Component data from apps and pages
+ + + +
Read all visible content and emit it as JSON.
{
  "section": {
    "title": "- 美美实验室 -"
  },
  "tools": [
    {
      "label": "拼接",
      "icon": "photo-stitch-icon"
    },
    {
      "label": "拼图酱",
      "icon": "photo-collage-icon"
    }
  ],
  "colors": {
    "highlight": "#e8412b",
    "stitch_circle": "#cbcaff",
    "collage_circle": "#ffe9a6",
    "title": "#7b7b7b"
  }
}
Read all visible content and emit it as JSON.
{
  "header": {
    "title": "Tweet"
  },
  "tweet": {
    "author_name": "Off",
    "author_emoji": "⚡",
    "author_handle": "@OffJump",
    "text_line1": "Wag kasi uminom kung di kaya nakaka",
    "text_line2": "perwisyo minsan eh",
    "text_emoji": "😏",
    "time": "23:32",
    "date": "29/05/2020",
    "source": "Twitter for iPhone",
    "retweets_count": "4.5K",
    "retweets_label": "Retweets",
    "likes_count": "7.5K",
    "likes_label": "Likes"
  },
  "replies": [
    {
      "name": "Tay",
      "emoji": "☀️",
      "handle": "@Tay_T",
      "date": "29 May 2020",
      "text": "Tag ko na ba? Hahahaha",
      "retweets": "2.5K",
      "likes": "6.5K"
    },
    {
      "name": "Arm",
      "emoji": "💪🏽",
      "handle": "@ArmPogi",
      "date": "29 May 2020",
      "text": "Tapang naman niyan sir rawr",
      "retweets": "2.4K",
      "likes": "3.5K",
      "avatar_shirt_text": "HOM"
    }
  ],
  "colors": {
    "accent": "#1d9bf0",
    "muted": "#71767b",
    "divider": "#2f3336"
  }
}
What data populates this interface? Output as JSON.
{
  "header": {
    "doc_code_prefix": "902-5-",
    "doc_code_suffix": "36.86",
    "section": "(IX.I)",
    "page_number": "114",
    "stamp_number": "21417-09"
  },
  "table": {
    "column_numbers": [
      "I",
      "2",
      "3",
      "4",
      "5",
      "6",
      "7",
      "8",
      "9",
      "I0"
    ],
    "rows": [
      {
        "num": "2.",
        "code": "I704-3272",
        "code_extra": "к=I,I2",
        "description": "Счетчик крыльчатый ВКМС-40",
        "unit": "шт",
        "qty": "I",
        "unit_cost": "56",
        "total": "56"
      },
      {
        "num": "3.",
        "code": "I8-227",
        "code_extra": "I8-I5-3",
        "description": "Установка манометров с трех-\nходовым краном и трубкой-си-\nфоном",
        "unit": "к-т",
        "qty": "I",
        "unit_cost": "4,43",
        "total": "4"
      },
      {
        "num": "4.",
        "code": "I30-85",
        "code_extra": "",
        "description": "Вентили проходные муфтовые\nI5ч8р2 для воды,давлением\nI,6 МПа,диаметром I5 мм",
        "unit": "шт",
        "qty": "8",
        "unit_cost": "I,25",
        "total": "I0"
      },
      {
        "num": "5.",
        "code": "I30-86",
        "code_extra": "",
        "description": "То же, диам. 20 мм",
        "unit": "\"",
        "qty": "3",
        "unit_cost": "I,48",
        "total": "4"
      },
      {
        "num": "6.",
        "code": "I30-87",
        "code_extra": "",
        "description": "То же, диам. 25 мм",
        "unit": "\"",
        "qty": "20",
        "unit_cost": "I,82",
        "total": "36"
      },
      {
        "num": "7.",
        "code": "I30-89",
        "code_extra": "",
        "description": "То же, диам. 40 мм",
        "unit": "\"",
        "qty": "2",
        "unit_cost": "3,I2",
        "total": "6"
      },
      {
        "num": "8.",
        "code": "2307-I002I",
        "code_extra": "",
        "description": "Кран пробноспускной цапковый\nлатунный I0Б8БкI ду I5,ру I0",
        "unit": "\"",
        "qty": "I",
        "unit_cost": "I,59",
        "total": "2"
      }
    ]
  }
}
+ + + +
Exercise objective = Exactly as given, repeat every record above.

Answer for this exercise =
Read all visible content and emit it as JSON.
{
  "section": {
    "title": "- 美美实验室 -"
  },
  "tools": [
    {
      "label": "拼接",
      "icon": "photo-stitch-icon"
    },
    {
      "label": "拼图酱",
      "icon": "photo-collage-icon"
    }
  ],
  "colors": {
    "highlight": "#e8412b",
    "stitch_circle": "#cbcaff",
    "collage_circle": "#ffe9a6",
    "title": "#7b7b7b"
  }
}
Read all visible content and emit it as JSON.
{
  "header": {
    "title": "Tweet"
  },
  "tweet": {
    "author_name": "Off",
    "author_emoji": "⚡",
    "author_handle": "@OffJump",
    "text_line1": "Wag kasi uminom kung di kaya nakaka",
    "text_line2": "perwisyo minsan eh",
    "text_emoji": "😏",
    "time": "23:32",
    "date": "29/05/2020",
    "source": "Twitter for iPhone",
    "retweets_count": "4.5K",
    "retweets_label": "Retweets",
    "likes_count": "7.5K",
    "likes_label": "Likes"
  },
  "replies": [
    {
      "name": "Tay",
      "emoji": "☀️",
      "handle": "@Tay_T",
      "date": "29 May 2020",
      "text": "Tag ko na ba? Hahahaha",
      "retweets": "2.5K",
      "likes": "6.5K"
    },
    {
      "name": "Arm",
      "emoji": "💪🏽",
      "handle": "@ArmPogi",
      "date": "29 May 2020",
      "text": "Tapang naman niyan sir rawr",
      "retweets": "2.4K",
      "likes": "3.5K",
      "avatar_shirt_text": "HOM"
    }
  ],
  "colors": {
    "accent": "#1d9bf0",
    "muted": "#71767b",
    "divider": "#2f3336"
  }
}
What data populates this interface? Output as JSON.
{
  "header": {
    "doc_code_prefix": "902-5-",
    "doc_code_suffix": "36.86",
    "section": "(IX.I)",
    "page_number": "114",
    "stamp_number": "21417-09"
  },
  "table": {
    "column_numbers": [
      "I",
      "2",
      "3",
      "4",
      "5",
      "6",
      "7",
      "8",
      "9",
      "I0"
    ],
    "rows": [
      {
        "num": "2.",
        "code": "I704-3272",
        "code_extra": "к=I,I2",
        "description": "Счетчик крыльчатый ВКМС-40",
        "unit": "шт",
        "qty": "I",
        "unit_cost": "56",
        "total": "56"
      },
      {
        "num": "3.",
        "code": "I8-227",
        "code_extra": "I8-I5-3",
        "description": "Установка манометров с трех-\nходовым краном и трубкой-си-\nфоном",
        "unit": "к-т",
        "qty": "I",
        "unit_cost": "4,43",
        "total": "4"
      },
      {
        "num": "4.",
        "code": "I30-85",
        "code_extra": "",
        "description": "Вентили проходные муфтовые\nI5ч8р2 для воды,давлением\nI,6 МПа,диаметром I5 мм",
        "unit": "шт",
        "qty": "8",
        "unit_cost": "I,25",
        "total": "I0"
      },
      {
        "num": "5.",
        "code": "I30-86",
        "code_extra": "",
        "description": "То же, диам. 20 мм",
        "unit": "\"",
        "qty": "3",
        "unit_cost": "I,48",
        "total": "4"
      },
      {
        "num": "6.",
        "code": "I30-87",
        "code_extra": "",
        "description": "То же, диам. 25 мм",
        "unit": "\"",
        "qty": "20",
        "unit_cost": "I,82",
        "total": "36"
      },
      {
        "num": "7.",
        "code": "I30-89",
        "code_extra": "",
        "description": "То же, диам. 40 мм",
        "unit": "\"",
        "qty": "2",
        "unit_cost": "3,I2",
        "total": "6"
      },
      {
        "num": "8.",
        "code": "2307-I002I",
        "code_extra": "",
        "description": "Кран пробноспускной цапковый\nлатунный I0Б8БкI ду I5,ру I0",
        "unit": "\"",
        "qty": "I",
        "unit_cost": "I,59",
        "total": "2"
      }
    ]
  }
}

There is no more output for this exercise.